IF ANY MEMBER of Congress doubts that the Soviet Union is pressing its campaign for the Senate to ratify the treaty eliminating short and medium range nuclear missiles, then they need to check their mail.
If they've received a recent letter from someone in the USSR, chances are it may bear the latest proof of the Soviets' public relations campaign -- a stamp that salutes the treaty.
The stamp was issued December 17, nine days after Soviet leader Mikhail Gorbachev and President Reagan signed the treaty in a White House ceremony. But the stamp doesn't show the White House.
It features the Capitol (described in a Soviet press release as "the U.S. Congress Building"), the Kremlin, the U.S. and Soviet flags and a globe crossed by an olive branch. The Russian text, perhaps reflecting the tendency of Soviet leaders to be long-winded, says "The Intermediate Range Nuclear Forces Treaty is a First Step on the Road to Nuclear Free World, December, 1987."
It's not the first time the Soviets have issued a postage stamp with an American theme, but such stamps are "rather exceptional," according to James A. Helzer of the USSR Stamp Agency in North America.
In 1953, the Soviets issued a stamp honoring Benjamin Franklin, and in 1975 the joint U.S.-Soviet Apollo-Soyuz venture brought stamps from each country. In 1985, the USSR issued a stamp for Samantha Smith, the American schoolgirl who died in an airplane crash after visiting the Soviet Union, and last year it released a stamp honoring John Reed, the American who wrote the celebrated "Ten Days That Shook the World," about the Russian Revolution.
Helzer said the latest stamp was "obviously planned well in advance" of the Washington summit, although announcement of the stamp was not made in the United States until this month. The stamp was printed by the gravure process which takes longer than the offset methods many countries use to quickly turn out timely issues.
The Soviets long have issued stamps to support various propaganda themes, such as their support for various world conferences of socialist countries. Last year it issued a set of three stamps and a special souvenir sheet commemorating a joint Soviet-Syrian space flight as well as pairs of stamps to celebrate friendship with the government of Mozambique. The stamps typically carry the flags of the two nations and have figures in the heroic style typical of much contemporary Soviet art.

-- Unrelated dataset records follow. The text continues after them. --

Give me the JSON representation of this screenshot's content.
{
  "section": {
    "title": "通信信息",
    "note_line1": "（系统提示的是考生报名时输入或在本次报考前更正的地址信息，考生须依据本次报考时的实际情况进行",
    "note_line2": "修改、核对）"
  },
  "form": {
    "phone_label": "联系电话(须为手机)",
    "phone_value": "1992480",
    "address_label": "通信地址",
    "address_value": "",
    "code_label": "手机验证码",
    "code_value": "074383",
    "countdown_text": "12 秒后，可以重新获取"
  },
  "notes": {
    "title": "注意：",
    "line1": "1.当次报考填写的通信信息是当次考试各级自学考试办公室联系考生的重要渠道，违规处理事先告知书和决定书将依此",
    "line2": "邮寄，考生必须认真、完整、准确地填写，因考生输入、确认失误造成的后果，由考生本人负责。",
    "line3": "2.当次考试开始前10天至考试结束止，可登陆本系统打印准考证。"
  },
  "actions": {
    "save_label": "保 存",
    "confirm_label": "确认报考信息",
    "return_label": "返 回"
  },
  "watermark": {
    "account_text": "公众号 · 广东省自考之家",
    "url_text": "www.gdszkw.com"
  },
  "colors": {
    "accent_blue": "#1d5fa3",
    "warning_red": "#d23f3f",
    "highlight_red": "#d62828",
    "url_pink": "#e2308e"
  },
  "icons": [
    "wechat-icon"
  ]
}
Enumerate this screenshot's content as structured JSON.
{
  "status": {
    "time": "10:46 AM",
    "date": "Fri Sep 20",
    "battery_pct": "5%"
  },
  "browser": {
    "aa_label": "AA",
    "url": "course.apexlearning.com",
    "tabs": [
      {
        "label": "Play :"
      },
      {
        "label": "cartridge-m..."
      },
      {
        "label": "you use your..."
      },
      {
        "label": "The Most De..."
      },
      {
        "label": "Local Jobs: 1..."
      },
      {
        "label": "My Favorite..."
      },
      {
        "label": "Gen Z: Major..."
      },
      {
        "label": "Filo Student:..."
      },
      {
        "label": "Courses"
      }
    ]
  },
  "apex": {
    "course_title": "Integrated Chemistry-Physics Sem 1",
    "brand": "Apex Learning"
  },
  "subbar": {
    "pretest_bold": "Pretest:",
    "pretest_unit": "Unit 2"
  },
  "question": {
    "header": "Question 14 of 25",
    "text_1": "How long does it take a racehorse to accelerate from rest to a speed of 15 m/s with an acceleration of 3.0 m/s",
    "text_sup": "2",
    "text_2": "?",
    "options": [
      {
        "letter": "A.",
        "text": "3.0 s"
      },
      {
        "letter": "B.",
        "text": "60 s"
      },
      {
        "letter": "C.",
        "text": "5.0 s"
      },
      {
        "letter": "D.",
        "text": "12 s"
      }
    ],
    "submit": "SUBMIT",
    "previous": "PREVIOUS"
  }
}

The Soviets don't announce how many stamps they print, and Helzer, whose Cheyenne, Wyoming firm sells stamps to collectors and dealers at face value, says it's too soon to measure any surge in demand for the nuclear weapons treaty stamp.
Readers of Linn's Stamp News, the most widely distributed stamp publication in the United States, have had their say about the stamps of 1987 and, as for the past 16 years, they have agreed that the U.S. Postal Service is at its best when it issues sets of stamps on the same subject.
Last year's colorful sheet of 50 wildlife stamps was the hands-down winner as the most popular stamp of the year in a reader survey that drew nearly 3,500 ballots. The wildlife stamps also were voted the best designed commemoratives, followed by a booklet of five historic locomotives stamps.
Among the regular, or non-commemorative, stamps the winning design was the 22-cent flag with fireworks stamp. It was also voted the most important regular issue by an overwhelming majority.
The day-glow red commemorative celebrating the Pan American Games in Indianapolis was voted the worst-designed commemorative of 1987, and the signing of the Constitution stamp was voted the most important commemorative.
A booklet of 10 special-occasion stamps (i.e. Get Well, Happy Birthday) was voted the least important commemorative by the readers, followed by the stamp honoring Certified Public Accountants, which was ordered printed by a postmaster general, not by the citizens advisory committee that is charged with choosing stamp designs. The worst-looking regular stamp was a 14-cent stamp showing a pensive Julia Ward Howe, and a $5 stamp honoring writer Bret Harte was voted the least necessary.
Bill McAllister is a member of The Washington Post national staff.